8.1. No Child Left Behind was a great part of the educational reform. This act was put into place to put students on a level playing field. It was supposed to aid in the achievement gap by putting low-income students at the same level academically as others. It also has put schools, administrators, and teachers to be more accountable for their actions and the results from testing. There are a lot of critics to this piece of legislation, and the goals haven't been met. However, it did get the ball rolling for other legislative acts to aid in school reform.

8.2. Race to the Top was another attempt at educational reform. This was established by President Barack Obama and has taken up where NCLB left off. This act wants to prepare students for college and life, reward teachers for doing an excellent job, monitor the progress in schools, and improve low-performing schools. Race to the Top issues grants to schools that qualify to get them on the right track to meet goals. In doing this, some schools are issued a pardon for parts of the NCLB that they may not being conforming to.

8.3. The Broader Bolder Approach is an approach to educational reform that is generally supported by liberals. This approach looks at the whole student to find success in the classroom. This includes health, family, community, and academics. This approach goes beyond the classroom to the home and community.

8.4. School Choice is policies that allow parents to decide where their children can attend school. There are two kinds of school choice. There is intersectional choice which lets them choose between public and private. Intrasectional choice allows them to choose among the public schools in the area. Some see this as a way for people from poverty-stricken areas to have the freedom to send their children to a better school.

8.5. Charter schools are schools that are funded by the government without all of the restrictions. These schools are public schools, but they have much more flexibility in the curriculum and how it is taught. However, these schools have a rigid set of standards, and if the school doesn't perform accordingly,, it can be shut down.

8.6. America 200 was a policy that was created to move schools forward. It's purpose was to create better schools, transform America into a whole nation of students, and enabling communities where learning would be something that would happen.

9. Politics of Education

9.1. Social problems are not the same for everyone.

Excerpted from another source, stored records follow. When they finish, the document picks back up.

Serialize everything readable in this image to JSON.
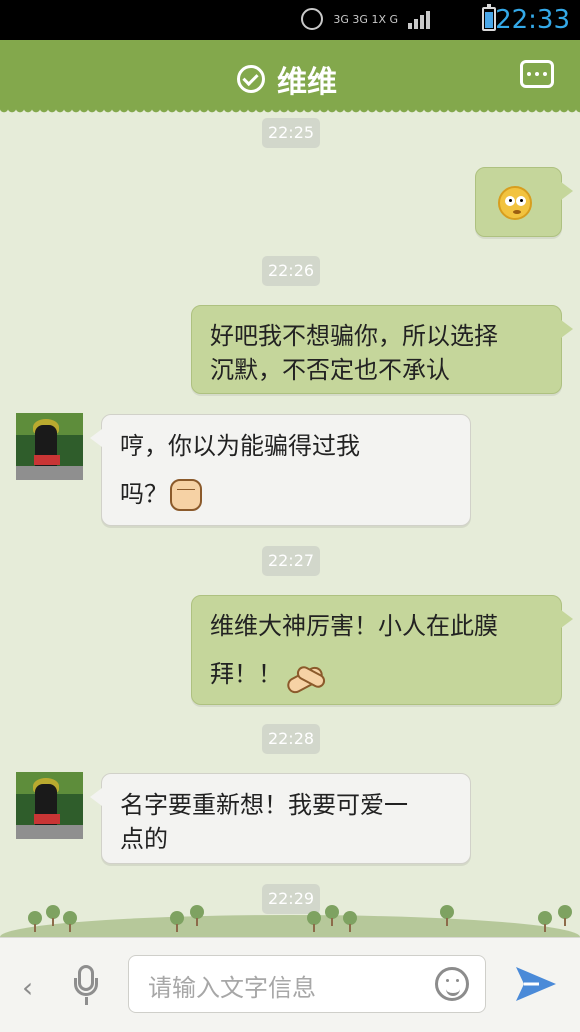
{
  "status_bar": {
    "time": "22:33",
    "network": "3G 3G 1X G",
    "battery_level": 70,
    "colors": {
      "clock": "#34a9e8",
      "background": "#000000"
    }
  },
  "header": {
    "title": "维维",
    "verified_icon": "check-circle-icon",
    "more_icon": "more-icon",
    "color": "#83a84c"
  },
  "messages": [
    {
      "time": "22:25"
    },
    {
      "side": "outgoing",
      "type": "emoji",
      "icon": "rolling-eyes-face-icon"
    },
    {
      "time": "22:26"
    },
    {
      "side": "outgoing",
      "line1": "好吧我不想骗你，所以选择",
      "line2": "沉默，不否定也不承认"
    },
    {
      "side": "incoming",
      "line1": "哼，你以为能骗得过我",
      "line2": "吗？",
      "icon": "fist-icon"
    },
    {
      "time": "22:27"
    },
    {
      "side": "outgoing",
      "line1": "维维大神厉害！小人在此膜",
      "line2": "拜！！",
      "icon": "praying-hands-icon"
    },
    {
      "time": "22:28"
    },
    {
      "side": "incoming",
      "line1": "名字要重新想！我要可爱一",
      "line2": "点的"
    },
    {
      "time": "22:29"
    }
  ],
  "input_bar": {
    "placeholder": "请输入文字信息",
    "back_symbol": "‹",
    "icons": [
      "back-icon",
      "microphone-icon",
      "emoji-icon",
      "send-icon"
    ],
    "send_color": "#4a8ad8"
  },
  "colors": {
    "background": "#e6ecd9",
    "outgoing_bubble": "#c5d69b",
    "incoming_bubble": "#f3f3f1",
    "timestamp": "#d2d7cb"
  }
}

The issues need to be addressed on a case by case basis. Government programs are sometimes like putting a bandage on a gaping wound. People may need assistance, but they have to try to be proactive and help themselves.

9.2. The curriculum is a guide for both academics and for cultural training. This is a vital part of the educational process..

9.3. Standards need be created so that teachers, students, and schools will have a guideline to follow and a way to be accountable.

9.4. Focusing on the basics of education is necessary to create a firm foundation from which students can grow intellectually and socially. Reading, writing, and math need to be a top priority.

9.5. Traditional visions of education are a way of passing along the basic values of the United States. It is important for children to understand the idea of a family, hard work, and the results that occur from that work. The classroom may be the only opportunity that some students have to learn these values that are a fundamental part of becoming a productive citizen.

9.6. Schools are responsible for providing students with the education needed to give them the best opportunities for success in the workplace and in life.

9.7. Schools are responsible for providing students with the education needed to give them the best opportunities for success in the workplace and in life. This is a place where students should learn not only academics but how to get along and work with their peers in different situations.